Interface dataset entries:

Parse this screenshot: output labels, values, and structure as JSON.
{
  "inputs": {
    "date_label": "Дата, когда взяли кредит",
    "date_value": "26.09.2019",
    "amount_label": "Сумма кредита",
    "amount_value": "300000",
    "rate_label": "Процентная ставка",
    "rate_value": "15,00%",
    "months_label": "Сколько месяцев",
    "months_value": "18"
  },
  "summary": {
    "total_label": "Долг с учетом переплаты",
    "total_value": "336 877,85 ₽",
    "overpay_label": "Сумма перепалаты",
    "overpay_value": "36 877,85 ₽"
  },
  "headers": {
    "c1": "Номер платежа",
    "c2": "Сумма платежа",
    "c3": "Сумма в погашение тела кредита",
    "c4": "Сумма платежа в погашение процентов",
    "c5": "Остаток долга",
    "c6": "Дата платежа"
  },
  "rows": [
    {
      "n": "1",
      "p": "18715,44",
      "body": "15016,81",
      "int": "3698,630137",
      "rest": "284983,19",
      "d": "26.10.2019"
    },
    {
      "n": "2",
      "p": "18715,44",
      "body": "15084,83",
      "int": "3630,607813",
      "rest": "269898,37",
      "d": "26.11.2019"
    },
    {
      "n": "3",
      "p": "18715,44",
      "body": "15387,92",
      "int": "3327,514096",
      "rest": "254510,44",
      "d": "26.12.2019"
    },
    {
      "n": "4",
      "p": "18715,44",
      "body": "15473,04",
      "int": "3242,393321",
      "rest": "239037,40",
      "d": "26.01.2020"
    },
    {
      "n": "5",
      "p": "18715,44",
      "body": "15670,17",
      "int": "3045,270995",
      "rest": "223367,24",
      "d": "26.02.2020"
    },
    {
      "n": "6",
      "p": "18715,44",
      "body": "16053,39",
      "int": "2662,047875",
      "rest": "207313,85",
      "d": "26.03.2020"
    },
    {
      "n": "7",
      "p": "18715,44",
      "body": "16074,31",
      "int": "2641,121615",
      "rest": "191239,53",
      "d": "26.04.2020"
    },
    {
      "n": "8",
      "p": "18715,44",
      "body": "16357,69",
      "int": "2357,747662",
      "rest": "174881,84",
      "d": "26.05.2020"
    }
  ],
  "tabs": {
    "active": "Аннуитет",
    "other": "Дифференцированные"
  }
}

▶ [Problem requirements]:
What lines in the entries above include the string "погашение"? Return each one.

▶ [Answer space]:
    "c3": "Сумма в погашение тела кредита",
    "c4": "Сумма платежа в погашение процентов",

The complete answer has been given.